One night I just wore the cans to make sure I didn’t accidentally leave them in a bar or at a party, the battery was running low. And when it was finally time for me to tune up the world with some of my favorite music, my headphones, which had previously dropped to 90% and 60% during my after-work shenanigans. I was essentially punished for wanting to wear my headphones as a fashion statement.
Fortunately, Sennheiser fixed the problem via a firmware update. Now, if I wear the cans all day, I have a battery life of 80% at the end of the day. Thanks to the more stable connection with Bluetooth 5.0, I have rarely had to deal with signal loss. And with a theoretical range of 800 feet, I noticed that I was able to leave my phone on my kitchen table while I was cleaning the extra bathroom downstairs.
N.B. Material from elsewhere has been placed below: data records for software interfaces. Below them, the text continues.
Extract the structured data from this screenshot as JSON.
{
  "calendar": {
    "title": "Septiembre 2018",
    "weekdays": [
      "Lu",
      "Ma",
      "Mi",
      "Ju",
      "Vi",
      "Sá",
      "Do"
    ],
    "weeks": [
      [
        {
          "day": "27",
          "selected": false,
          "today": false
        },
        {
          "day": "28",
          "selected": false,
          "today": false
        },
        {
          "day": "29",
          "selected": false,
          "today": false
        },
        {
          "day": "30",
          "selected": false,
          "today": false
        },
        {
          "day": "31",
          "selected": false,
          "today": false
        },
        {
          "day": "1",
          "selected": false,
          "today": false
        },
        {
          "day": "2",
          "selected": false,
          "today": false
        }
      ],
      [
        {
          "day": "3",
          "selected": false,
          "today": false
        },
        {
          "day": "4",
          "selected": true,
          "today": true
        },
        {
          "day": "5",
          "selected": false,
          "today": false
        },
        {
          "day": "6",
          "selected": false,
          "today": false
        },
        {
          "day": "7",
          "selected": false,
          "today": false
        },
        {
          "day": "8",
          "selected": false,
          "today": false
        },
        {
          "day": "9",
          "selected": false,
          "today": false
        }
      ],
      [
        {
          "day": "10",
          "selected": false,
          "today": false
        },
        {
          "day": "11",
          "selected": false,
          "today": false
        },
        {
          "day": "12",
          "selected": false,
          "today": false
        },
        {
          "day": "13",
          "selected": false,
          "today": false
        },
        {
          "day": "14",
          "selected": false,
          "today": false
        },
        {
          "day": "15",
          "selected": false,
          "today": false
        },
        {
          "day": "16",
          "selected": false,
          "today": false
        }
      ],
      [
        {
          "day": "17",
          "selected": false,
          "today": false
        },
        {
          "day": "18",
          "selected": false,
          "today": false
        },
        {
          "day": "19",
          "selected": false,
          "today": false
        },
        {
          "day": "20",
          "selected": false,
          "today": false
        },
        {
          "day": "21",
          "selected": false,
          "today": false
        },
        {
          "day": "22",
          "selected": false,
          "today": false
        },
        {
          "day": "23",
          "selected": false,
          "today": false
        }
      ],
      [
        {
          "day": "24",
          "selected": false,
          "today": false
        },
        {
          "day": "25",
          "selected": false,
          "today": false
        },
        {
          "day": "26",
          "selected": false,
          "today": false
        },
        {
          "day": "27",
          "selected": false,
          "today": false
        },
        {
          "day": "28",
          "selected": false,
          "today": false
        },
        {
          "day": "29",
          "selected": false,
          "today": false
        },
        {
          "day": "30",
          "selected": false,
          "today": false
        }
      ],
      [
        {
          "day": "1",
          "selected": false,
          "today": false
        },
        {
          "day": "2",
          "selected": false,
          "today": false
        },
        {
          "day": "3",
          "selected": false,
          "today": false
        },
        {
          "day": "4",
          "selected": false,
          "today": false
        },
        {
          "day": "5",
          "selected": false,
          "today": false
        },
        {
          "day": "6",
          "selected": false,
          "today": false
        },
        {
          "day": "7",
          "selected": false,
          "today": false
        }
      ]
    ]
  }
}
Sennheiser Momentum 3 Wireless Review – Conclusion
The re’s no doubt about it, Sennheiser knows how to make headphones that sound as good as they look. The Momentum Wireless 3 serves a mature style with a warm, rich sound and excellent noise reduction. And the integration of the Tile makes me feel that it’s not as powerful as Bose, but still great. For the price, however, I want longer battery life, especially if the Bose has a 20-hour lifespan. Again, Sennheiser fans and newcomers to the brand should try to get to know the Momentum 3 Wireless, a headphone that looks and sounds premium.